Plant maintenance can be complicated.  Although equipment is more reliable than ever, the tolerances are increasingly fine, production demands more onerous and the consequences of failure, more severe. 

Ultimately, and in an ideal world, plants would operate with sophisticated predictive maintenance plans, using data gathered through experience of multiple similar plants worldwide.  But, in practice, most plants should take a more balanced view.  Predictive maintenance, in which the condition of components is constantly monitored to anticipate break-downs, may be vital for some mission-critical components and systems, but a simpler approach can also prove immensely beneficial if it’s done well.

Time-based preventative maintenance, is the bedrock of many maintenance programs.  And when components are relatively non-critical, it’s fine.  Even corrective maintenance, where parts are replaced only when they fail, can be acceptable in some areas.  But even then, some basic precautions can improve productivity significantly.  For example, listening to machines.  Every machine has a characteristic sound (vibration profile).  If it changes, call in the maintenance supplier early to check it out.  Being vigilant can achieve a fair balance of risk between the company and the maintenance team.

Only use original manufacturer’s spares. Third party components may not be of the same quality and, therefore, their lifespan is unpredictable.  Effective maintenance programs are built on accurate data, add a rogue component to the mix - and everything changes.

Make sure that maintenance partners have adequate stocks of spares and that they have the infrastructure to keep their delivery KPIs.  There’s no point in a supplier having stocks if they don’t have the knowhow to get parts to where they are needed, in time.

And, perhaps, the most important element is supplier contact.  If there is a crisis, you need to be able to contact the right person, at any time of day, and they must be able and willing to respond quickly.  Some suppliers operate a ticket system that shows that your request is being attended to and provides transparency of the process: it’s a great comfort to know what’s happening and when your problem will be solved.

Training is also a vital element and secures safety of both men and machine. Many stoppages and also accidents are caused because operators don’t know how to get the best from their machines, recognize problems as they develop, and put them right if they occur.

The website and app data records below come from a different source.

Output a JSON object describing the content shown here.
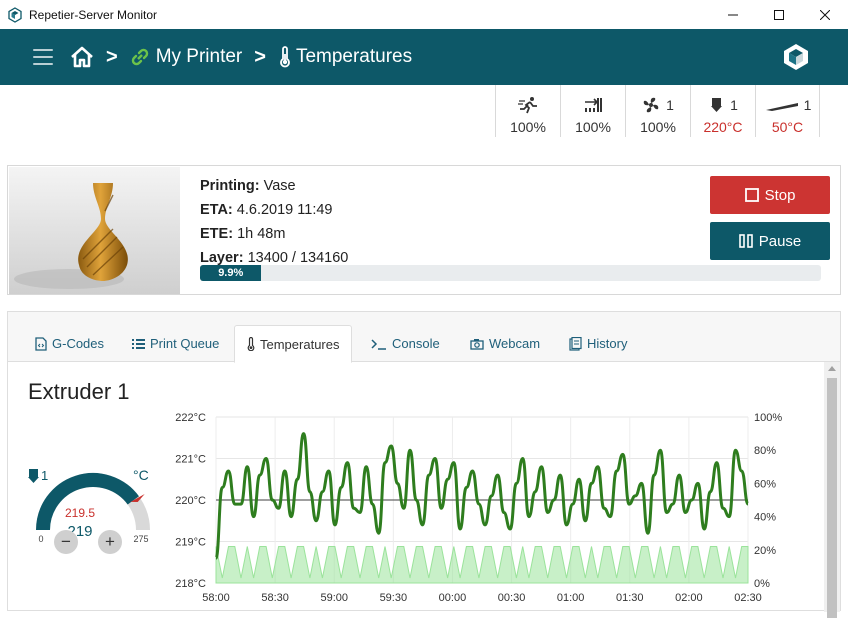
{
  "window": {
    "title": "Repetier-Server Monitor"
  },
  "nav": {
    "printer": "My Printer",
    "page": "Temperatures"
  },
  "status": [
    {
      "icon": "speed-icon",
      "count": "",
      "value": "100%",
      "hot": false
    },
    {
      "icon": "flow-icon",
      "count": "",
      "value": "100%",
      "hot": false
    },
    {
      "icon": "fan-icon",
      "count": "1",
      "value": "100%",
      "hot": false
    },
    {
      "icon": "extruder-icon",
      "count": "1",
      "value": "220°C",
      "hot": true
    },
    {
      "icon": "bed-icon",
      "count": "1",
      "value": "50°C",
      "hot": true
    }
  ],
  "job": {
    "printing_label": "Printing:",
    "printing": "Vase",
    "eta_label": "ETA:",
    "eta": "4.6.2019 11:49",
    "ete_label": "ETE:",
    "ete": "1h 48m",
    "layer_label": "Layer:",
    "layer": "13400 / 134160",
    "progress": 9.9,
    "progress_text": "9.9%",
    "stop_label": "Stop",
    "pause_label": "Pause"
  },
  "tabs": [
    "G-Codes",
    "Print Queue",
    "Temperatures",
    "Console",
    "Webcam",
    "History"
  ],
  "extruder": {
    "title": "Extruder 1",
    "count": "1",
    "unit": "°C",
    "current": "219.5",
    "target": "219",
    "min": "0",
    "max": "275"
  },
  "chart_data": {
    "type": "line",
    "x_ticks": [
      "58:00",
      "58:30",
      "59:00",
      "59:30",
      "00:00",
      "00:30",
      "01:00",
      "01:30",
      "02:00",
      "02:30"
    ],
    "y_left_ticks": [
      "222°C",
      "221°C",
      "220°C",
      "219°C",
      "218°C"
    ],
    "y_right_ticks": [
      "100%",
      "80%",
      "60%",
      "40%",
      "20%",
      "0%"
    ],
    "ylim_left": [
      218,
      222
    ],
    "ylim_right": [
      0,
      100
    ],
    "target_temperature": 220,
    "colors": {
      "temperature": "#2e7d1e",
      "output": "#9be39b",
      "target": "#666666"
    },
    "series": [
      {
        "name": "",
        "axis": "left",
        "values": [
          218.6,
          220.3,
          220.7,
          219.9,
          219.9,
          220.8,
          219.6,
          220.6,
          221.0,
          220.0,
          219.8,
          220.7,
          219.6,
          220.5,
          221.6,
          220.2,
          219.5,
          220.2,
          220.7,
          219.4,
          220.3,
          220.9,
          219.8,
          219.7,
          220.8,
          219.9,
          219.2,
          220.9,
          221.3,
          220.4,
          219.8,
          221.2,
          220.0,
          219.4,
          220.6,
          221.0,
          219.8,
          220.5,
          220.9,
          219.3,
          220.3,
          220.7,
          219.9,
          219.4,
          220.1,
          220.6,
          219.7,
          219.3,
          220.4,
          221.0,
          219.6,
          220.2,
          220.8,
          219.7,
          220.0,
          220.6,
          219.4,
          219.9,
          220.5,
          219.5,
          220.4,
          220.8,
          219.8,
          219.6,
          220.7,
          221.1,
          219.9,
          220.1,
          220.4,
          219.2,
          220.6,
          221.2,
          219.7,
          219.9,
          220.6,
          219.7,
          220.0,
          220.4,
          219.3,
          220.2,
          220.9,
          219.8,
          219.6,
          221.2,
          220.7,
          219.9
        ]
      },
      {
        "name": "",
        "axis": "right",
        "values": [
          22,
          3,
          22,
          22,
          3,
          22,
          3,
          22,
          22,
          3,
          22,
          22,
          3,
          22,
          22,
          3,
          22,
          3,
          22,
          22,
          3,
          22,
          22,
          3,
          22,
          22,
          3,
          22,
          3,
          22,
          22,
          3,
          22,
          22,
          3,
          22,
          22,
          3,
          22,
          3,
          22,
          22,
          3,
          22,
          22,
          3,
          22,
          22,
          3,
          22,
          3,
          22,
          22,
          3,
          22,
          22,
          3,
          22,
          22,
          3,
          22,
          3,
          22,
          22,
          3,
          22,
          22,
          3,
          22,
          22,
          3,
          22,
          3,
          22,
          22,
          3,
          22,
          22,
          3,
          22,
          22,
          3,
          22,
          3,
          22,
          22
        ]
      }
    ]
  }
}
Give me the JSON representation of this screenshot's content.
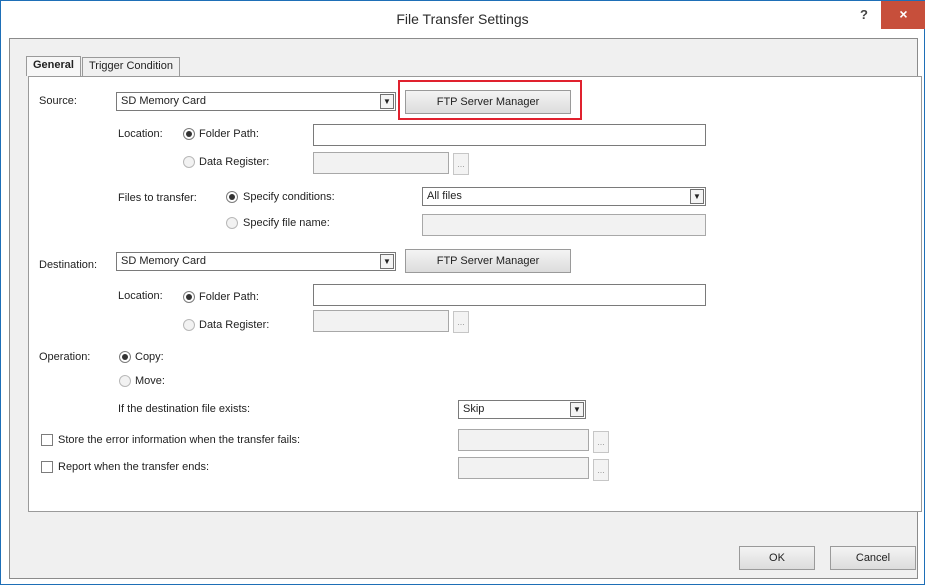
{
  "window": {
    "title": "File Transfer Settings",
    "help": "?",
    "close": "×"
  },
  "tabs": [
    "General",
    "Trigger Condition"
  ],
  "source": {
    "label": "Source:",
    "value": "SD Memory Card",
    "ftp_button": "FTP Server Manager",
    "location_label": "Location:",
    "folder_path": "Folder Path:",
    "data_register": "Data Register:",
    "files_label": "Files to transfer:",
    "specify_conditions": "Specify conditions:",
    "conditions_value": "All files",
    "specify_file_name": "Specify file name:"
  },
  "destination": {
    "label": "Destination:",
    "value": "SD Memory Card",
    "ftp_button": "FTP Server Manager",
    "location_label": "Location:",
    "folder_path": "Folder Path:",
    "data_register": "Data Register:"
  },
  "operation": {
    "label": "Operation:",
    "copy": "Copy:",
    "move": "Move:",
    "exists_label": "If the destination file exists:",
    "exists_value": "Skip"
  },
  "options": {
    "store_error": "Store the error information when the transfer fails:",
    "report": "Report when the transfer ends:"
  },
  "dots": "...",
  "buttons": {
    "ok": "OK",
    "cancel": "Cancel"
  },
  "colors": {
    "accent_border": "#1e6fb7",
    "close_bg": "#c74f3b",
    "highlight": "#e0212e"
  }
}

Downtime can be caused by many factors – defects in materials; start-up, shutdown or product changeover; cleaning; product rejects; etc.  However, if identified and categorized in time, the correct type of maintenance for each part of the process can be applied and planned in a maintenance program to fit the plant’s needs, helping to reduce downtime and improving overall plant effectiveness.